      This is the right discussion to have, and approaches what I believe the correct usage of assertions is: in order to detect absurd or absolutely incorrect situations. In my first job we built telephone softswitches, big computers that could service phone calls for towns of < 1 million people. I remember an assert going off for a customer that eventually boiled down to 3 + 1 == 5 and that the code itself was correct. I recommended that the particular component that came up with the calculation be replaced, and it was, the theory being hardware / cosmic rays / who knows going wrong with the hardware. Moreover, once basic arithmetic no longer works you don’t want to keep running the switch, it may e.g. bill a customer incorrect. The overall system was architected to have two systems running concurrently as primary / warm backup, so there was only a small availability impact, but still concerning. I’m pretty concerned the NASA lander did not have a hot/warm backup running.

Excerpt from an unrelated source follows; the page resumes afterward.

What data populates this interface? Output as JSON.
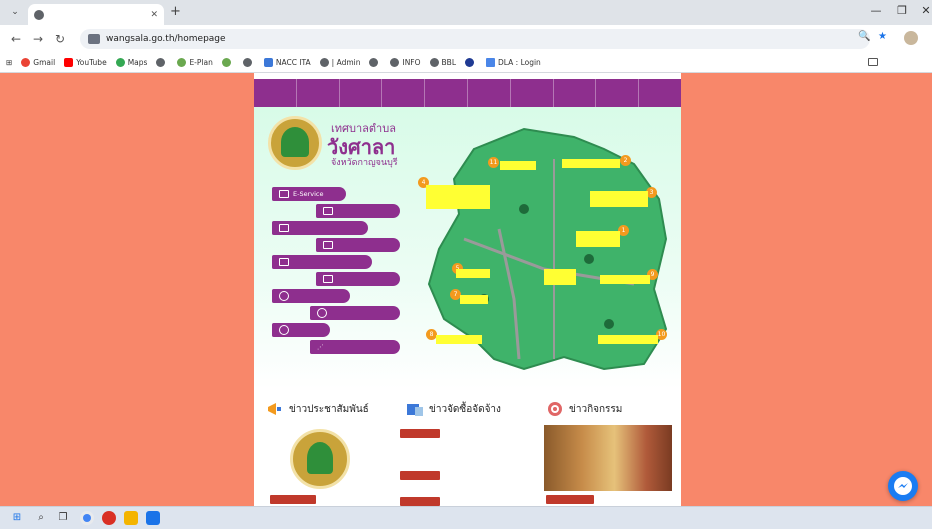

      Assertions should have no side-effects and nothing to do with exceptions or errors, they are the last line of defense in a world full of actual hardware that can fail.